Supplied data below:

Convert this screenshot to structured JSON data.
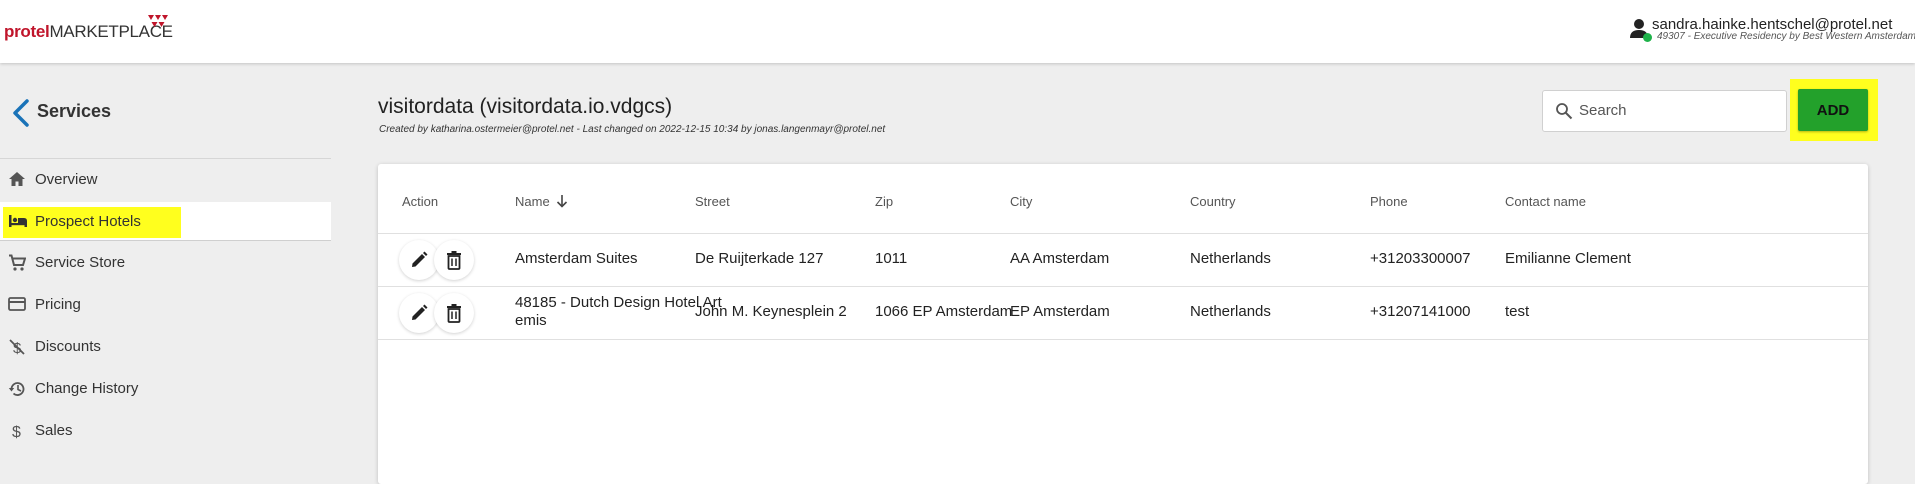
{
  "header": {
    "logo_brand": "protel",
    "logo_market": "MARKETPLACE",
    "user_email": "sandra.hainke.hentschel@protel.net",
    "user_hotel": "49307 - Executive Residency by Best Western Amsterdam",
    "status_color": "#1fb24a"
  },
  "sidebar": {
    "title": "Services",
    "items": [
      {
        "label": "Overview",
        "icon": "home-icon"
      },
      {
        "label": "Prospect Hotels",
        "icon": "hotel-bed-icon",
        "active": true
      },
      {
        "label": "Service Store",
        "icon": "cart-icon"
      },
      {
        "label": "Pricing",
        "icon": "credit-card-icon"
      },
      {
        "label": "Discounts",
        "icon": "money-off-icon"
      },
      {
        "label": "Change History",
        "icon": "history-icon"
      },
      {
        "label": "Sales",
        "icon": "dollar-icon"
      }
    ]
  },
  "main": {
    "title": "visitordata (visitordata.io.vdgcs)",
    "meta": "Created by katharina.ostermeier@protel.net - Last changed on 2022-12-15 10:34 by jonas.langenmayr@protel.net",
    "search_placeholder": "Search",
    "add_label": "ADD",
    "highlight_color": "#ffff1e",
    "accent_color": "#23a12b"
  },
  "table": {
    "columns": [
      "Action",
      "Name",
      "Street",
      "Zip",
      "City",
      "Country",
      "Phone",
      "Contact name"
    ],
    "sorted_column": "Name",
    "sort_direction": "descending",
    "rows": [
      {
        "name": "Amsterdam Suites",
        "street": "De Ruijterkade 127",
        "zip": "1011",
        "city": "AA Amsterdam",
        "country": "Netherlands",
        "phone": "+31203300007",
        "contact": "Emilianne Clement"
      },
      {
        "name": "48185 - Dutch Design Hotel Art emis",
        "street": "John M. Keynesplein 2",
        "zip": "1066 EP Amsterdam",
        "city": "EP Amsterdam",
        "country": "Netherlands",
        "phone": "+31207141000",
        "contact": "test"
      }
    ]
  }
}
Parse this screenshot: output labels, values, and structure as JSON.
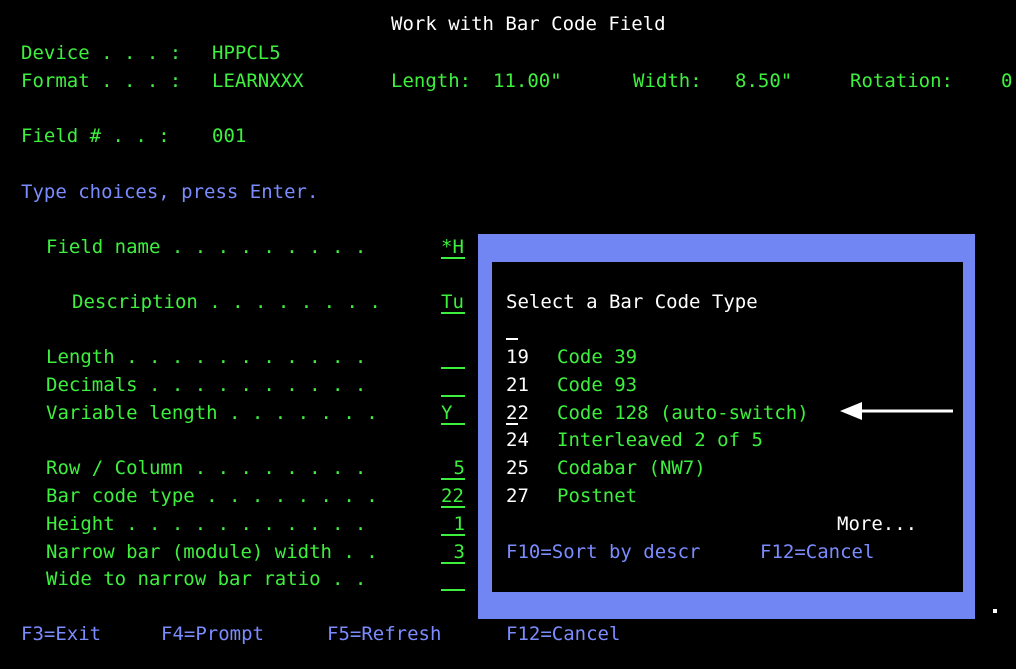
{
  "header": {
    "title": "Work with Bar Code Field",
    "device_label": "Device . . . :",
    "device_value": "HPPCL5",
    "format_label": "Format . . . :",
    "format_value": "LEARNXXX",
    "length_label": "Length:",
    "length_value": "11.00\"",
    "width_label": "Width:",
    "width_value": "8.50\"",
    "rotation_label": "Rotation:",
    "rotation_value": "0",
    "field_label": "Field # . . :",
    "field_value": "001",
    "instruction": "Type choices, press Enter."
  },
  "fields": [
    {
      "label": "Field name . . . . . . . . .",
      "value": "*H"
    },
    {
      "label": "Description . . . . . . . .",
      "value": "Tu"
    },
    {
      "label": "Length . . . . . . . . . . .",
      "value": ""
    },
    {
      "label": "Decimals . . . . . . . . . .",
      "value": ""
    },
    {
      "label": "Variable length . . . . . . .",
      "value": "Y"
    },
    {
      "label": "Row / Column . . . . . . . .",
      "value": "5"
    },
    {
      "label": "Bar code type . . . . . . . .",
      "value": "22"
    },
    {
      "label": "Height . . . . . . . . . . .",
      "value": "1"
    },
    {
      "label": "Narrow bar (module) width . .",
      "value": "3"
    },
    {
      "label": "Wide to narrow bar ratio . .",
      "value": ""
    }
  ],
  "popup": {
    "title": "Select a Bar Code Type",
    "items": [
      {
        "code": "19",
        "label": "Code 39"
      },
      {
        "code": "21",
        "label": "Code 93"
      },
      {
        "code": "22",
        "label": "Code 128 (auto-switch)"
      },
      {
        "code": "24",
        "label": "Interleaved 2 of 5"
      },
      {
        "code": "25",
        "label": "Codabar (NW7)"
      },
      {
        "code": "27",
        "label": "Postnet"
      }
    ],
    "more": "More...",
    "f10": "F10=Sort by descr",
    "f12": "F12=Cancel"
  },
  "footer": {
    "f3": "F3=Exit",
    "f4": "F4=Prompt",
    "f5": "F5=Refresh",
    "f12": "F12=Cancel"
  },
  "colors": {
    "background": "#000000",
    "text_green": "#3ef03e",
    "text_blue": "#7b8cff",
    "text_white": "#ffffff",
    "window_border": "#7186f2"
  }
}
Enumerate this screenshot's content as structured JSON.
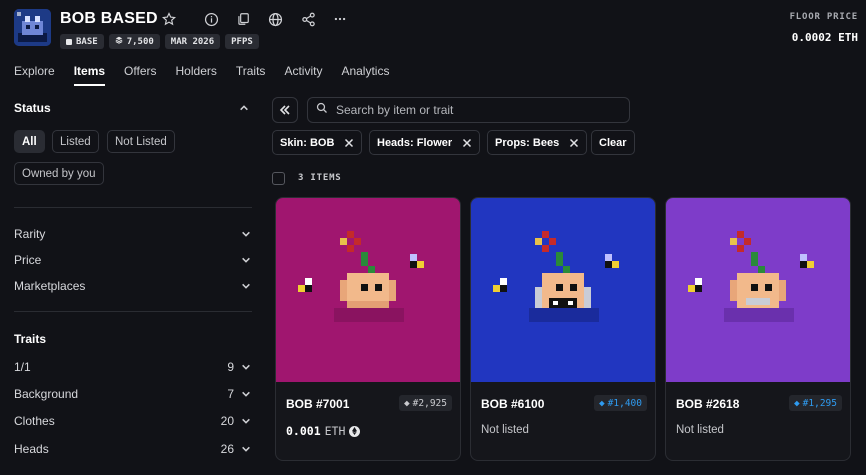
{
  "collection": {
    "title": "BOB BASED",
    "chips": [
      {
        "icon": "base-chain-icon",
        "label": "BASE"
      },
      {
        "icon": "stack-icon",
        "label": "7,500"
      },
      {
        "icon": "",
        "label": "MAR 2026"
      },
      {
        "icon": "",
        "label": "PFPS"
      }
    ],
    "floor_label": "FLOOR PRICE",
    "floor_value": "0.0002 ETH"
  },
  "header_icons": [
    "star-icon",
    "info-icon",
    "copy-icon",
    "globe-icon",
    "share-icon",
    "more-icon"
  ],
  "tabs": [
    {
      "label": "Explore",
      "active": false
    },
    {
      "label": "Items",
      "active": true
    },
    {
      "label": "Offers",
      "active": false
    },
    {
      "label": "Holders",
      "active": false
    },
    {
      "label": "Traits",
      "active": false
    },
    {
      "label": "Activity",
      "active": false
    },
    {
      "label": "Analytics",
      "active": false
    }
  ],
  "sidebar": {
    "status_title": "Status",
    "status_options": [
      {
        "label": "All",
        "active": true
      },
      {
        "label": "Listed",
        "active": false
      },
      {
        "label": "Not Listed",
        "active": false
      },
      {
        "label": "Owned by you",
        "active": false
      }
    ],
    "sections": [
      "Rarity",
      "Price",
      "Marketplaces"
    ],
    "traits_title": "Traits",
    "traits": [
      {
        "label": "1/1",
        "count": "9"
      },
      {
        "label": "Background",
        "count": "7"
      },
      {
        "label": "Clothes",
        "count": "20"
      },
      {
        "label": "Heads",
        "count": "26"
      }
    ]
  },
  "search": {
    "placeholder": "Search by item or trait"
  },
  "filters": [
    "Skin: BOB",
    "Heads: Flower",
    "Props: Bees"
  ],
  "clear_label": "Clear",
  "items_count": "3 ITEMS",
  "colors": {
    "accent_blue": "#2f9bf0",
    "card1_bg": "#a0166f",
    "card2_bg": "#2136c0",
    "card3_bg": "#7e3cc9"
  },
  "cards": [
    {
      "name": "BOB #7001",
      "rank": "#2,925",
      "rank_color": "#c9cace",
      "status": "0.001",
      "status_unit": "ETH",
      "bg": "#a0166f"
    },
    {
      "name": "BOB #6100",
      "rank": "#1,400",
      "rank_color": "#2f9bf0",
      "status": "Not listed",
      "status_unit": "",
      "bg": "#2136c0"
    },
    {
      "name": "BOB #2618",
      "rank": "#1,295",
      "rank_color": "#2f9bf0",
      "status": "Not listed",
      "status_unit": "",
      "bg": "#7e3cc9"
    }
  ]
}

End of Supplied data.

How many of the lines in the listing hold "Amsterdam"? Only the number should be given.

5